I may use liposuction as one of my tools when I am performing breast reduction surgery. It is not, however, the only tool that I use. Generally, I will perform liposuction on the outer aspects of the breast in cases of macromastia (large breasts) in order to create a more defined outside border of the breast. I use traditional surgical breast reduction techniques on the main portion of the breasts in order to provide the shape and to deal with the excess skin. Liposuction alone probably will not allow for the skin shape changes that most breast reduction/breast ptosis cases require.
Liposuction for breast reduction
I do have experience with both liposucion and liposelection (vaser) for breast reduction. The advanatge is very minimal scar ( less than one fifth of an inch ), very quick recovery time ( few days) , and less anesthesia and operating time ( one hour) . Also there is no need to put any drain and minimal pain killer is required for pain control. Best candidates are youg and middle aged patient with relatively thick skin, moderate breast hypertrophy and having not too saggy breasts. We have reduced breast sizes down 2 cups and have removed more than 2 pounds of tissues from each breasts with very satisfactory results.
I do not suggest liposuction to the breast
I have several reservations about liposuction to the breast. First I think it is difficult to control how much was removed and where in the breast it is removed. Next, it does not correct drooping/ptosis and may even increase it as liposuction does not address the skin. It finally can lead to lumps in the breast that at the minimum are annoying and on occassion could be confused for cancer.
Web reference: http://www.tarrantplasticsurgery.com
Breast Reduction with Liposuction
Using modern liposuction techniques, many breasts can be reduced in size significantly, especially if they are fatty in nature and not firm. The problem is that this does not address the ptosis, or droopiness, of the breasts, which is more commom in this type of breast. This is a problem of too much skin and often adds to the symptoms associated with enlarged breasts. A direct answer to your question is that breast liposuction is a good option when the planned reduction in size is small and there is minimal or no breast droopiness.

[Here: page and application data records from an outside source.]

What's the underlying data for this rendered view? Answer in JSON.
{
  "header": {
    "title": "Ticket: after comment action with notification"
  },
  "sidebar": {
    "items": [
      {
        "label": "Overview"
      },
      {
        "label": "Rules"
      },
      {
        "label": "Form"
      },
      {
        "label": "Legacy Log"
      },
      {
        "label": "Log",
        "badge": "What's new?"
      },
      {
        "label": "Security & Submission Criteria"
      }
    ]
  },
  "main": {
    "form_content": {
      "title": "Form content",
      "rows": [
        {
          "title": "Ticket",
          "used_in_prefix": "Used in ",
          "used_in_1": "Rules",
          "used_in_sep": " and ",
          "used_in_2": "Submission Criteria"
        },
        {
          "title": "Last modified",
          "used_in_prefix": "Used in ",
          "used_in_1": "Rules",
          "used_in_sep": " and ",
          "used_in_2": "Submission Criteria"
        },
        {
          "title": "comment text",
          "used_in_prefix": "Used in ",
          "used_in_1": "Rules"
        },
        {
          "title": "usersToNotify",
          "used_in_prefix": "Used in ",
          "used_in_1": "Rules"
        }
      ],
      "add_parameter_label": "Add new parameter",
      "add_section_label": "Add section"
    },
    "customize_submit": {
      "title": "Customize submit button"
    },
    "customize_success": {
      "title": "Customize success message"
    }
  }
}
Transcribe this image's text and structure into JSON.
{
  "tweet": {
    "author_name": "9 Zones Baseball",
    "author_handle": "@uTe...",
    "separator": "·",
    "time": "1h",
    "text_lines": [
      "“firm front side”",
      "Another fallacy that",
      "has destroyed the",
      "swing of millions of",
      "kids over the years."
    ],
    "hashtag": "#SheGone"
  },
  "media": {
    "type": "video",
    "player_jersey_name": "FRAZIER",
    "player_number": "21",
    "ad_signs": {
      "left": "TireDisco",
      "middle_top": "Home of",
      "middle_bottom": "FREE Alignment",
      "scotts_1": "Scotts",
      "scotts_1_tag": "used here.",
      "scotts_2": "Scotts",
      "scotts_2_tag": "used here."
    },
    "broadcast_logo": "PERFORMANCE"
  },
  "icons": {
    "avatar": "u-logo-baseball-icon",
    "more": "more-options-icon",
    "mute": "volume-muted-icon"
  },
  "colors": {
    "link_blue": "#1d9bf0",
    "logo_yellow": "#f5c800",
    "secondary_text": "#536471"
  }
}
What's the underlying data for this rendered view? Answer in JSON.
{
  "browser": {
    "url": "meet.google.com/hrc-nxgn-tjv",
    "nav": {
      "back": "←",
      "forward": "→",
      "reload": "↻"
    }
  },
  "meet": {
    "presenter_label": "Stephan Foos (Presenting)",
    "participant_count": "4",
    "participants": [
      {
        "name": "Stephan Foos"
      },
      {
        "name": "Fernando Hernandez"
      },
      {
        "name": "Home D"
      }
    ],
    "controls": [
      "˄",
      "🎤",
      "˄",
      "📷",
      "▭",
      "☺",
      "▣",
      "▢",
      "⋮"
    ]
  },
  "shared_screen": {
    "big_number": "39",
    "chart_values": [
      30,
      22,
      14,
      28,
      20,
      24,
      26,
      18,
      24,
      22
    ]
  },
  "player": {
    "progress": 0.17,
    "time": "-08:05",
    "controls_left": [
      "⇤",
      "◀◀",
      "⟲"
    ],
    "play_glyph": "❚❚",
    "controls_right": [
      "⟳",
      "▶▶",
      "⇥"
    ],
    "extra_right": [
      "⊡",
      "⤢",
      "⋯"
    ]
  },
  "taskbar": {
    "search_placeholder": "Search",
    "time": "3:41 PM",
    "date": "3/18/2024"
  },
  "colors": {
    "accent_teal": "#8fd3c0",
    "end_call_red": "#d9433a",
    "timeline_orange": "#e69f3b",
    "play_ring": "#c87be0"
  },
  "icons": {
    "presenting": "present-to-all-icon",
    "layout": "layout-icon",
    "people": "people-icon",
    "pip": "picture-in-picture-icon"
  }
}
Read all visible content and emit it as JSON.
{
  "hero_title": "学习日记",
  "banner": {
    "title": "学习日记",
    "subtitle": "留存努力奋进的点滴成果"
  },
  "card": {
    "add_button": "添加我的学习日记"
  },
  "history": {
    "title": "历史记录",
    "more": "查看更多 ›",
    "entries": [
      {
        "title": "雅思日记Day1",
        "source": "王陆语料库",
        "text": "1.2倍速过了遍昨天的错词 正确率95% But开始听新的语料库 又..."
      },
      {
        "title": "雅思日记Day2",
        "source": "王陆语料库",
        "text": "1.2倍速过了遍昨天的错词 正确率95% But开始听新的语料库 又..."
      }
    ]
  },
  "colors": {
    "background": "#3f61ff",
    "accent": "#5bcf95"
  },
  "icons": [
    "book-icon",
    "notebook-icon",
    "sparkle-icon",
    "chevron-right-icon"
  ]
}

Liposuction of the breast is occasionally used as the only method to reduce breast size and is also used in conjunction with more trtaditional breast reduction surgery to feather the edges . The major problem with liposuction of the breast is that it is unpredictable. It is difficult to know how much tissue will be removed and it takes 3-6 months to see the final size. It works better in breast that are more fatty than fibrous and in breasts with good skin elasticity. I have used the technique for women that understood and accepted this unpredictability and were adamantly against visible scars. Most women would prefer a technique that is more predictable, so it is not frequently used for major size change.
Web reference: http://www.maryleepetersmd.com
These answers are for educational purposes and should not be relied upon as a substitute for medical advice you may receive from your physician. If you have a medical emergency, please call 911. These answers do not constitute or initiate a patient/doctor relationship.